Short-term patient-centered nutrition counseling impacts weight and nutrient intake in patients with systemic lupus erythematosus.
Sommaire de l'article
Patients with systemic lupus erythematosus (SLE) are at a high risk for cardiovascular disease (CVD) due to increased prevalence of traditional and nontraditional CVD risks factors.
To evaluate the effect of patient-centered nutrition counseling methods on changes in select nutrient, anthropometric, and clinical outcomes in SLE patients enrolled in a CVD prevention counseling program (CVD PCP).
From March 2009 to June 2011 a subgroup of SLE patients enrolled in our CVD PCP were referred to a registered dietitian for individualized nutrition counseling. Outcomes of interest were assessed at baseline and six months. A primary analysis evaluated the six-month changes in nutrient intake, weight, body mass index (BMI), waist circumference, and lipid levels. A secondary analysis compared the same measurements between the nutrition counseling patients and the group that was referred but did not attend.
Of 71 referrals, 41 (58%) attended nutrition counseling (female: 89%, African American/Hispanic: 72%, mean age of 39.7 ± 12.82 years, and a mean disease duration of 11.49 ± 8.02 years). Over a six-month period, patients attending nutritional counseling: (a) reduced their intake of sodium (p = 0.006), total calories (p = 0.07), and percent calories from fat (p = 0.011) and saturated fat (p = 0.068); (b) had decreased weight (-1.64 kg, p = 0.025); and (c) were more likely to report increases in eating a diet rich in fruits and vegetables (p < 0.001), a high fiber diet (p = 0.011), ≥two servings of fish/week (p = 0.002), and a low cholesterol diet (p = 0.034). There were no significant changes observed over the six months in BMI and clinical outcomes among nutrition counseling patients. When comparing nutrition counseling patients to those who were referred but did not attend, we found at six months a higher percentage of nutrition counseling patients reportedly followed a high-fiber diet (p = 0.03), consumed two or more servings of fish per week (p = 0.01), followed a low-cholesterol diet (p = 0.03), and achieved a greater weight loss (p = 0.04) compared to the group that did not attend.

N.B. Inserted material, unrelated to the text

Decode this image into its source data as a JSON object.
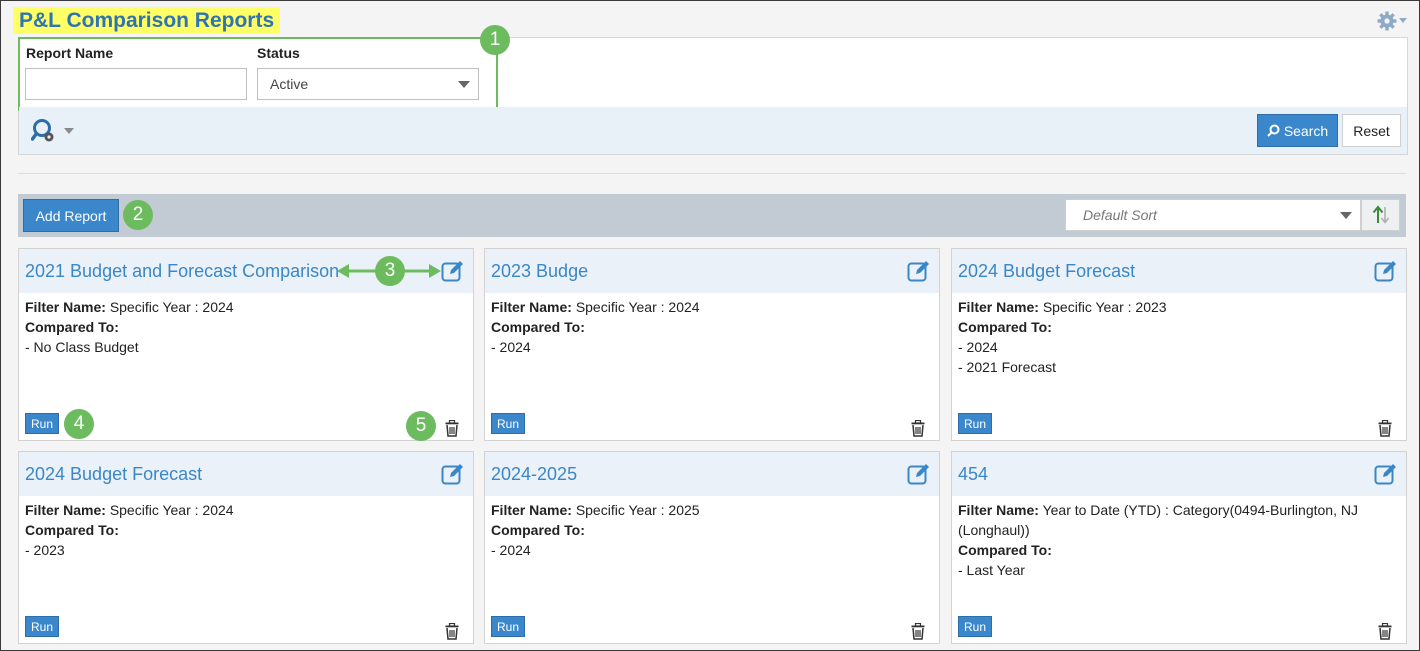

At six months we found that nutrition counseling using patient-centered methods appears to be an effective method for promoting changes in nutrient intake, diet habits, and, possibly, anthropometric measures in SLE patients. However, the counseling did not show a significant improvement in lipid levels, possibly due to short follow-up and/or SLE related factors.